Evaluation of extraction based fertilizer recommendations.
There is a need to improve methods by which nitrogen, phosphorus and potassium are currently recommended. There is a considerable lack of mechanistical justifications for the methods used to recommend these nutrients. Lack of mechanistical justification can be attributed mainly to the disregard of nutrient (N, P and K) dynamics. Also the difficulty in incorporating these dynamics on fertilizer recommendation programs has compromised the mechanistical basis of extraction based approaches. The aim of the study was to evaluate these conventional (extraction based fertilizer recommendations) methods used to recommend these nutrients, by comparing their performance to the alternative approaches provided in this study. This evaluation was carried out through several studies, and a review of literature. From literature review it was apparent that there is indeed a need for revision of these methods.
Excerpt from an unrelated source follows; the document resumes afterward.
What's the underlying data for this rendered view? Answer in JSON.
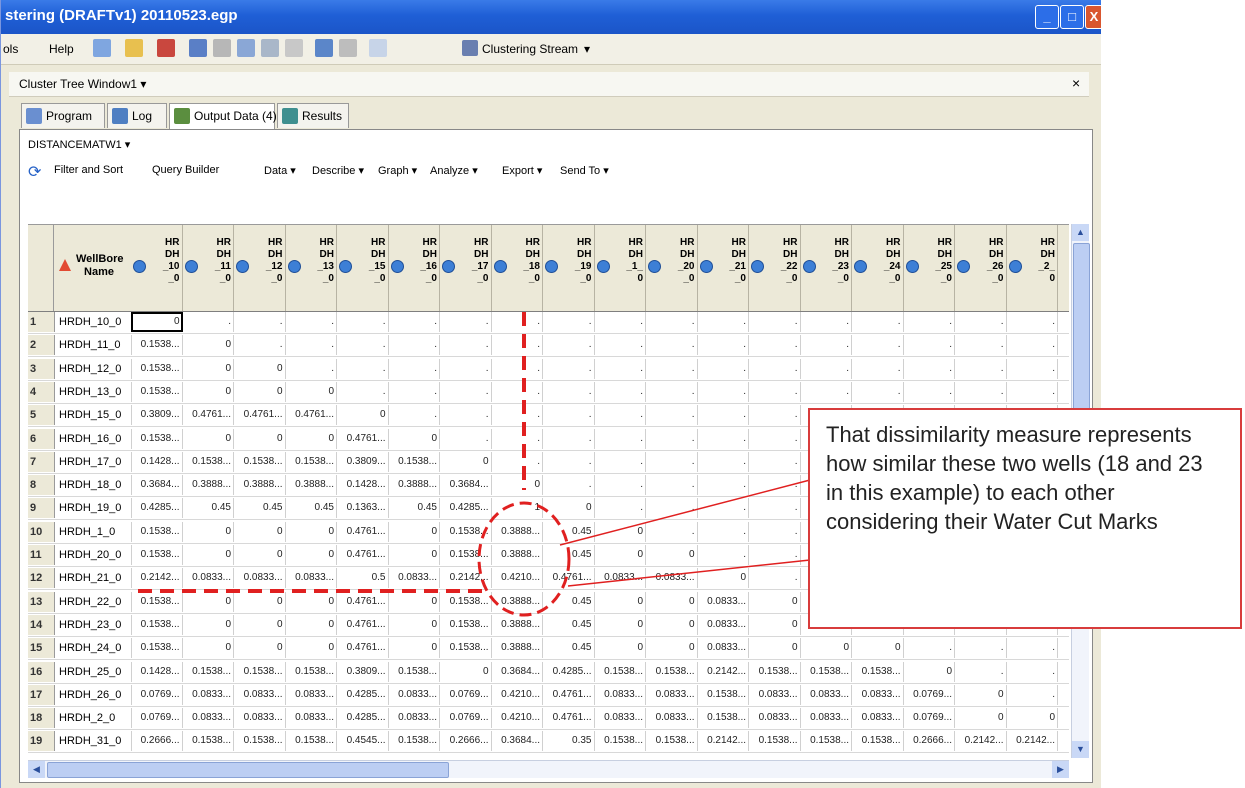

Their lack in mechanistical, technical and practical justification was considered and critically analyzed. It was proposed that alternative P and K recommendations can be achieved through quantity/intensity (Q/I) relations (amount of a respective nutrient in solution relative to the amount of nutrient adsorbed). It was also proposed that N recommendations can be improved by integrating mineralizable N. It was also concluded that these alternative approaches can routinely in a cost effective manner be determined. The first chapter evaluated P and K Q/I relations in several South African soils. Parameters of K dynamics were derived from activity ratio diagrams and these were used to explain K dynamics. Phosphorus sorption curves were linearized by Langmuir equation, and parameters derived therefrom were used to evaluate P dynamics. It was found that pH measured in water had a correlation coefficient (R2) of 0.71 with P sorption maxima. It was also found that electrical conductivity could account for 76% variance in K intensity parameter. It was suggested that these correlations could be exploited further to empirically model these crucial parameters. Thus, these correlations provide a possibility of determining these parameters routinely. Pot trials were also conducted to evaluate the crop response, when P or K was made with the alternative approaches using maize and potato as test crops. Conventional extraction approach recommended higher P rates, and the P uptake between the two methods was not significantly improved. The extraction based approach recommended lesser K rates and K uptake was significantly higher under the alternative approach. The impact of integrating mineralizable N on N recommendations was also evaluated under control conditions. It was found that although alternative N recommendation approach recommended lesser N rates the N uptake was not significantly reduced. In fact the non-significant trend was that N uptake was higher when N recommendations were made with an alternative approach. From these initial pot trials only one nutrient was allowed to vary and the rest were kept constant at optimum levels. The second set of pot trials were carried out (parallel to the previous one), and on this set, all three nutrients were allowed to vary per experimental units. On these NPK was recommended with alternative approach and compared to the conventional approach. The results obtained were similar to those obtained when N, P or K were allowed to vary individually. It was also suggested that total carbon can be used to assess the validity of these approaches. This was based on the consistent inverse correlation that was obtained between total carbon and P or K. Field trials were also conducted at Ukulinga research farm Pietermaritzburg and Wartburg, using maize and potato as test crops. The lack of concurrent response from nutrient uptake was also observed here similar to the observations already made in pot trials. These were characterized by conventional method recommending higher rates of N and N uptake not concurrent with the rates. It was also found that there was a poor correlation between applied fertilizer and extraction based intensity parameters, with R2 ranging between 0.005 – 0.011, compared to R2 of Q/I parameter which was 0.98 for both P and K. This poor correlation was evident between nutrient uptake and total biomass. Yield of both maize and potato at both sites was higher when recommendations were made by alternative approaches, and yield grade of potatoes was also improved when the recommendations were made by alternative approach. Total biomass of maize was also significantly improved when the recommendations were made by the alternative approach. Earlier, observation with regards to correlation of total carbon and nutrients was also observed under field conditions. This suggested that this is an important parameter to evaluate fertilizer recommendation program. It was concluded that recommending P and K with Q/I relations, and integrating mineralizable N on N recommendations is more mechanistically, technically, theoretically and practically justified compared to the conventional method.